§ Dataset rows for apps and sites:
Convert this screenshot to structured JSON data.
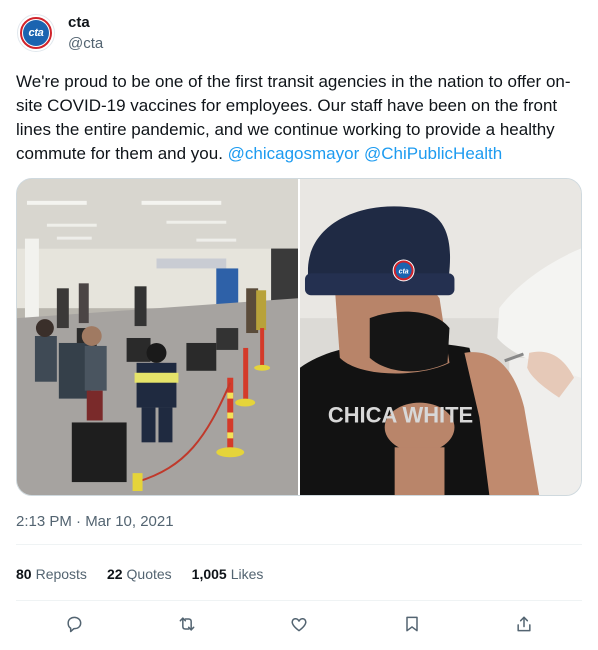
{
  "account": {
    "display_name": "cta",
    "handle": "@cta",
    "avatar_text": "cta"
  },
  "tweet": {
    "text_part1": "We're proud to be one of the first transit agencies in the nation to offer on-site COVID-19 vaccines for employees. Our staff have been on the front lines the entire pandemic, and we continue working to provide a healthy commute for them and you. ",
    "mention_1": "@chicagosmayor",
    "mention_2": "@ChiPublicHealth",
    "timestamp": "2:13 PM · Mar 10, 2021"
  },
  "media": {
    "left_photo": "vaccination-waiting-area-photo",
    "right_photo": "employee-receiving-vaccine-photo",
    "hat_logo_text": "cta",
    "shirt_text": "CHICA WHITE"
  },
  "stats": {
    "reposts_count": "80",
    "reposts_label": "Reposts",
    "quotes_count": "22",
    "quotes_label": "Quotes",
    "likes_count": "1,005",
    "likes_label": "Likes"
  },
  "actions": [
    "reply-icon",
    "repost-icon",
    "like-icon",
    "bookmark-icon",
    "share-icon"
  ],
  "colors": {
    "link": "#1d9bf0",
    "muted": "#536471",
    "cta_blue": "#1b64b0",
    "cta_red": "#d0232b"
  }
}
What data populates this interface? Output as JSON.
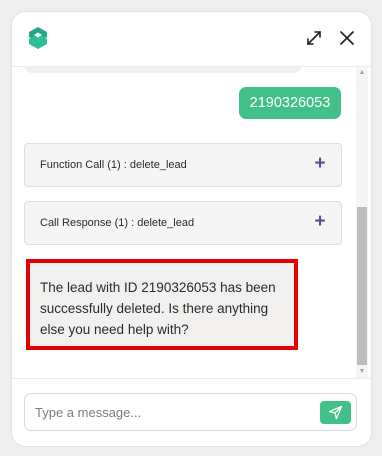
{
  "header": {
    "logo_icon": "brand-logo-icon",
    "expand_icon": "expand-icon",
    "close_icon": "close-icon"
  },
  "chat": {
    "user_message": "2190326053",
    "function_call": {
      "label": "Function Call (1) : delete_lead",
      "toggle": "+"
    },
    "call_response": {
      "label": "Call Response (1) : delete_lead",
      "toggle": "+"
    },
    "bot_message": "The lead with ID 2190326053 has been successfully deleted. Is there anything else you need help with?"
  },
  "composer": {
    "placeholder": "Type a message...",
    "value": "",
    "send_icon": "send-icon"
  },
  "colors": {
    "accent": "#42c08a",
    "highlight_border": "#e30000",
    "plus": "#5b4a98"
  }
}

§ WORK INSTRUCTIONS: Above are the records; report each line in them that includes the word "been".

§ RESULT:
    "text_part1": "We're proud to be one of the first transit agencies in the nation to offer on-site COVID-19 vaccines for employees. Our staff have been on the front lines the entire pandemic, and we continue working to provide a healthy commute for them and you. ",
    "bot_message": "The lead with ID 2190326053 has been successfully deleted. Is there anything else you need help with?"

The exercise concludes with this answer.